***** ENTRIES PROVIDED *****

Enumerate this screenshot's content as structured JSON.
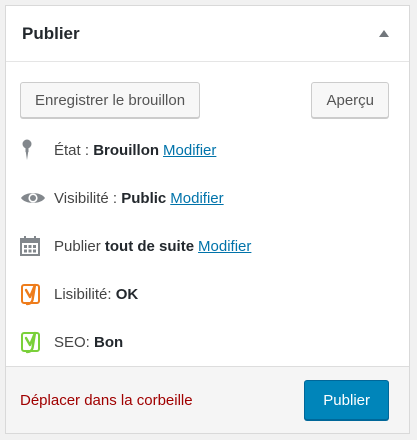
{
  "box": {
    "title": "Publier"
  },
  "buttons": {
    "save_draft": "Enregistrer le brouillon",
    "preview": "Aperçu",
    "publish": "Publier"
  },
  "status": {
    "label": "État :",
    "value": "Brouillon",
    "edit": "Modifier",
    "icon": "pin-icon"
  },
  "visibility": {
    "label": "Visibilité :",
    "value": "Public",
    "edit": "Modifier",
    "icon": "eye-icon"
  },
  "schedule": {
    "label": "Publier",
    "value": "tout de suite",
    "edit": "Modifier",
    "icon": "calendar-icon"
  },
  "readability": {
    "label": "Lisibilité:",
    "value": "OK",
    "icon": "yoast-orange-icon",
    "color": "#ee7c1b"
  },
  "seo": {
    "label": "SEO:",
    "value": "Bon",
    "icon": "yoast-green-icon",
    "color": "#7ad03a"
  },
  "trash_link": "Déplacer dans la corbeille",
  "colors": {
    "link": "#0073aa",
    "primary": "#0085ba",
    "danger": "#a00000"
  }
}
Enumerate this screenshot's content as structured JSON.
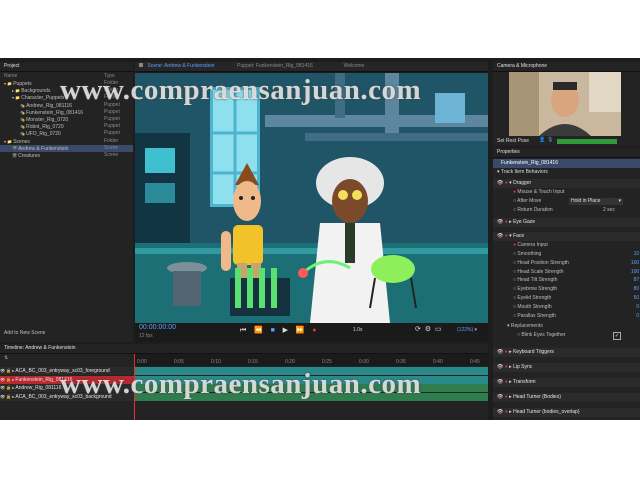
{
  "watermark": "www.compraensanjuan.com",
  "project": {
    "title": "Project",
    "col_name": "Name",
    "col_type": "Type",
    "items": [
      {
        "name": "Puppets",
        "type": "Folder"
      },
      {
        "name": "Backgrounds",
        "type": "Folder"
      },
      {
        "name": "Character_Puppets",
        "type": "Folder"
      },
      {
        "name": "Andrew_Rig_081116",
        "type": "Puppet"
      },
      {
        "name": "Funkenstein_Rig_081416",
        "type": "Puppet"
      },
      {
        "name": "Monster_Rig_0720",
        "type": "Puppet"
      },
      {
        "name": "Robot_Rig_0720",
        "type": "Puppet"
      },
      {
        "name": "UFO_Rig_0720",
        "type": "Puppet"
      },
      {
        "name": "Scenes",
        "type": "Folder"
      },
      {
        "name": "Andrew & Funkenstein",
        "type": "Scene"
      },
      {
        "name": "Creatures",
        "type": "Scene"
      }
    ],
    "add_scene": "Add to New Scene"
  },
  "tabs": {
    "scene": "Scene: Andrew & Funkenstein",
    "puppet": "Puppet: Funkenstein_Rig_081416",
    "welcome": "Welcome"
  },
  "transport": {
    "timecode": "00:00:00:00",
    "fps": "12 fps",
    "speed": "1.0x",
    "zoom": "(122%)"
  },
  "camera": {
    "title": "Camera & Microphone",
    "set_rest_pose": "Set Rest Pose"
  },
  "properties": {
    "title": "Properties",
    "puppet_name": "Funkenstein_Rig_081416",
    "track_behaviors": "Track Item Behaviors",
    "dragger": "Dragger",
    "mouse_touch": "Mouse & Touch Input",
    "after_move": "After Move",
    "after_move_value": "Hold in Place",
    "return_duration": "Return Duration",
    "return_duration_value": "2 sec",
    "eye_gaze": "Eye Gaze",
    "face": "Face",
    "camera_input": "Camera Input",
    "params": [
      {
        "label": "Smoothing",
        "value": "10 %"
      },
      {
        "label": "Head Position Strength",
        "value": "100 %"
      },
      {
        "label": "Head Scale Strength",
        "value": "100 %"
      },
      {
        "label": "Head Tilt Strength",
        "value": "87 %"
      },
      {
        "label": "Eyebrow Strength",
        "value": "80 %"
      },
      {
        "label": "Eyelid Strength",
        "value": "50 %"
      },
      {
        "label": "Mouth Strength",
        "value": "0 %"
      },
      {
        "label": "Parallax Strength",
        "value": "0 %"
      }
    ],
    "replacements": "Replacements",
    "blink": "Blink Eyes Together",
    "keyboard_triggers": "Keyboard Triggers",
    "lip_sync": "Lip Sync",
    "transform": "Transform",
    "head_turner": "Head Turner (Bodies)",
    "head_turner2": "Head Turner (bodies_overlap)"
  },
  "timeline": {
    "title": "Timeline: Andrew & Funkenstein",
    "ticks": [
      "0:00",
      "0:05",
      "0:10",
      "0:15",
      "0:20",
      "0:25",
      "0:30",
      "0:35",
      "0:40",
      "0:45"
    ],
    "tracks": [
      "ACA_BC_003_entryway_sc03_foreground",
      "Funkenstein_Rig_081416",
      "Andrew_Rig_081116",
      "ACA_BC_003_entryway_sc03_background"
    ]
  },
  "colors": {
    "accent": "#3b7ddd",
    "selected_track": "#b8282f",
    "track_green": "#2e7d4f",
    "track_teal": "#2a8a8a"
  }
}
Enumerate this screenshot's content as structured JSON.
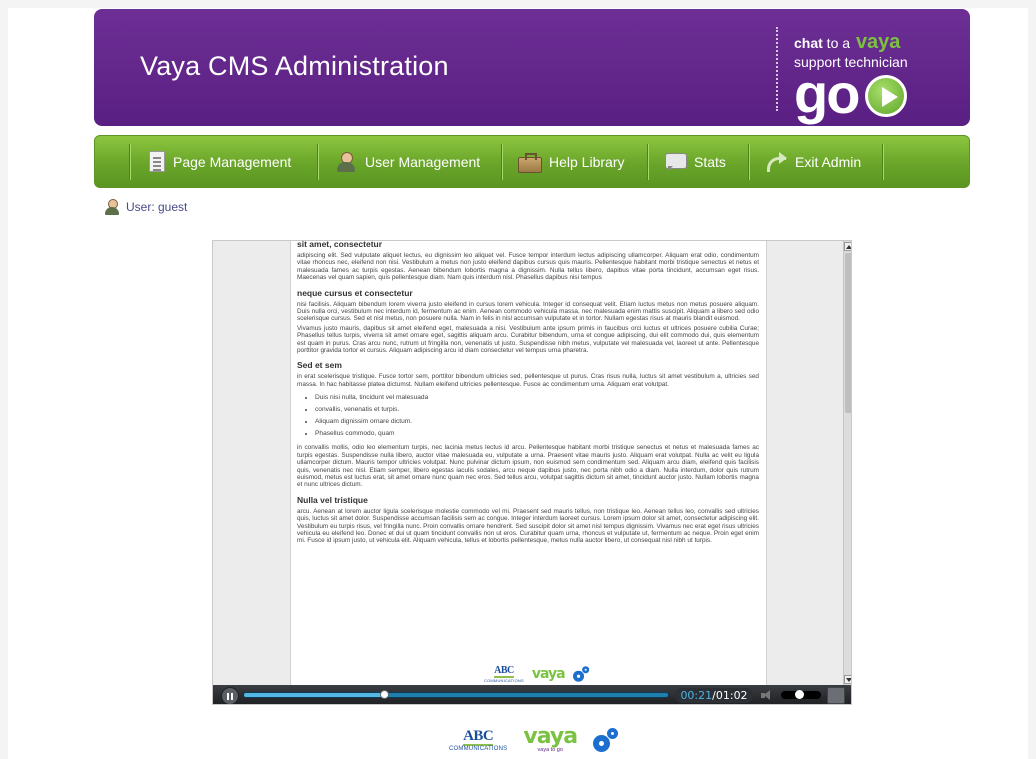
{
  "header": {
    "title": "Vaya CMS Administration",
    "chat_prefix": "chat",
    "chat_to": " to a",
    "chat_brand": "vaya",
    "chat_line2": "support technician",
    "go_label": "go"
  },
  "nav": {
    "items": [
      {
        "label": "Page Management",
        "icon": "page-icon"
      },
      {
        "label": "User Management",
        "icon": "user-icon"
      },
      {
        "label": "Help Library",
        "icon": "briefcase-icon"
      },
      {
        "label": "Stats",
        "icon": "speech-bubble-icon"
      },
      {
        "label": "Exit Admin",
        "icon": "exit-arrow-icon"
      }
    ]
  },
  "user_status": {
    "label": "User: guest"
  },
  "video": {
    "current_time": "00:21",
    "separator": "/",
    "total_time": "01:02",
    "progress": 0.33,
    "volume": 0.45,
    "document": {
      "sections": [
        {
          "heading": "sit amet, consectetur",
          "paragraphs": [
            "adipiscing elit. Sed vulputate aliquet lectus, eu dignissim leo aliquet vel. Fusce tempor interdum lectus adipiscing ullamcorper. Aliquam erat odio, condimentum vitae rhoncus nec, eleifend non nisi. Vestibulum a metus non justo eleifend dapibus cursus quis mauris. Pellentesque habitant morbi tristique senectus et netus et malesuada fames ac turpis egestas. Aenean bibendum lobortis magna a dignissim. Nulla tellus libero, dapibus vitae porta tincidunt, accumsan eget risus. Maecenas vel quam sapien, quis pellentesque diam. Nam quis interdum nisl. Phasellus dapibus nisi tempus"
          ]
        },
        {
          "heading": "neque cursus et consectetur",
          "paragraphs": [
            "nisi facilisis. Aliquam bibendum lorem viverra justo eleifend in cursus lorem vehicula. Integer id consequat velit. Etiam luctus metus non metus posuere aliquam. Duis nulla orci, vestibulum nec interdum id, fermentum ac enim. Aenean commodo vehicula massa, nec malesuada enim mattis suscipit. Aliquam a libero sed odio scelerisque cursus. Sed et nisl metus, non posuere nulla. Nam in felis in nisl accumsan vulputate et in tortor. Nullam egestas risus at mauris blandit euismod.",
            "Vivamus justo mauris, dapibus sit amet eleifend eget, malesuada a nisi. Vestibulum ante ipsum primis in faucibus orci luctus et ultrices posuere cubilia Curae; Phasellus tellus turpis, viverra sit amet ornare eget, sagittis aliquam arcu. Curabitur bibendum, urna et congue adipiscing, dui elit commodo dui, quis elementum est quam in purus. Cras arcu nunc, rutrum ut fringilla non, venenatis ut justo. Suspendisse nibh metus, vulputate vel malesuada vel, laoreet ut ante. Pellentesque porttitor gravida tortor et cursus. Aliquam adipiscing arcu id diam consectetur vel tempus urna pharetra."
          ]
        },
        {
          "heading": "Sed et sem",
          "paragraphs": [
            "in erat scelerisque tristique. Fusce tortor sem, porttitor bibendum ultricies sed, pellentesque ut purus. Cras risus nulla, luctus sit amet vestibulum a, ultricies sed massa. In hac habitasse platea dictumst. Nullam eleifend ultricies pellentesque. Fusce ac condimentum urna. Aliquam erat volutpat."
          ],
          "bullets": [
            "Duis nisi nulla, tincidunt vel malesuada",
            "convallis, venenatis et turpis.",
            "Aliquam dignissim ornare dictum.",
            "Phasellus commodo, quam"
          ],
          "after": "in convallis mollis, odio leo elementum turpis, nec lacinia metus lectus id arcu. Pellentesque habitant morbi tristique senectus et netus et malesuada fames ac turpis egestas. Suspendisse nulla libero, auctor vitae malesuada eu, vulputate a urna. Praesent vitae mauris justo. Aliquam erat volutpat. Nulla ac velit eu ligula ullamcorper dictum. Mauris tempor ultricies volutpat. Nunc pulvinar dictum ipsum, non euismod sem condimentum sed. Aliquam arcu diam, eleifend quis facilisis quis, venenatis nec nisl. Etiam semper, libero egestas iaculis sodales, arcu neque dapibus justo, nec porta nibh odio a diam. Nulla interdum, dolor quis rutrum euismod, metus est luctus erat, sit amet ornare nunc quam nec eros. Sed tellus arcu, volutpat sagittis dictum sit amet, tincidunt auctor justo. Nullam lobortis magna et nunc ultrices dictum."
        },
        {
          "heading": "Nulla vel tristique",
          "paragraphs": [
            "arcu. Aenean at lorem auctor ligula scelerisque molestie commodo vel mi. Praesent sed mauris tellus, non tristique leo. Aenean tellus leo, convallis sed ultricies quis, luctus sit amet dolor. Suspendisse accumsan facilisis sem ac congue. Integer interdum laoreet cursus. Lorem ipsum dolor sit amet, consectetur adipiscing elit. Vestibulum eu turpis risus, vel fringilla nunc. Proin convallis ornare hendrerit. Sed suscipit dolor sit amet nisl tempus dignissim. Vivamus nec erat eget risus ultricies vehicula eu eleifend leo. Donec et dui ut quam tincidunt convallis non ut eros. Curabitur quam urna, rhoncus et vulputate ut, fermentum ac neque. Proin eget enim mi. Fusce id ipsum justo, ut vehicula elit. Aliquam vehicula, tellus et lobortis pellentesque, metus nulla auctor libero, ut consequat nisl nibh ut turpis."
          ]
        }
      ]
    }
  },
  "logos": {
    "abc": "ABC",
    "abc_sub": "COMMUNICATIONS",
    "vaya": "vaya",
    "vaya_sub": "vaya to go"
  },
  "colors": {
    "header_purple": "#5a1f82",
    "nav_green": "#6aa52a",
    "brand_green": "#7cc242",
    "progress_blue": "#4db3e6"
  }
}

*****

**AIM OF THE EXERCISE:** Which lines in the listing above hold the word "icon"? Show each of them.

**TASK ANSWER:**
    "icon": "pin-icon"
    "icon": "eye-icon"
    "icon": "calendar-icon"
    "icon": "yoast-orange-icon",
    "icon": "yoast-green-icon",
        "icon": "page-icon"
        "icon": "user-icon"
        "icon": "briefcase-icon"
        "icon": "speech-bubble-icon"
        "icon": "exit-arrow-icon"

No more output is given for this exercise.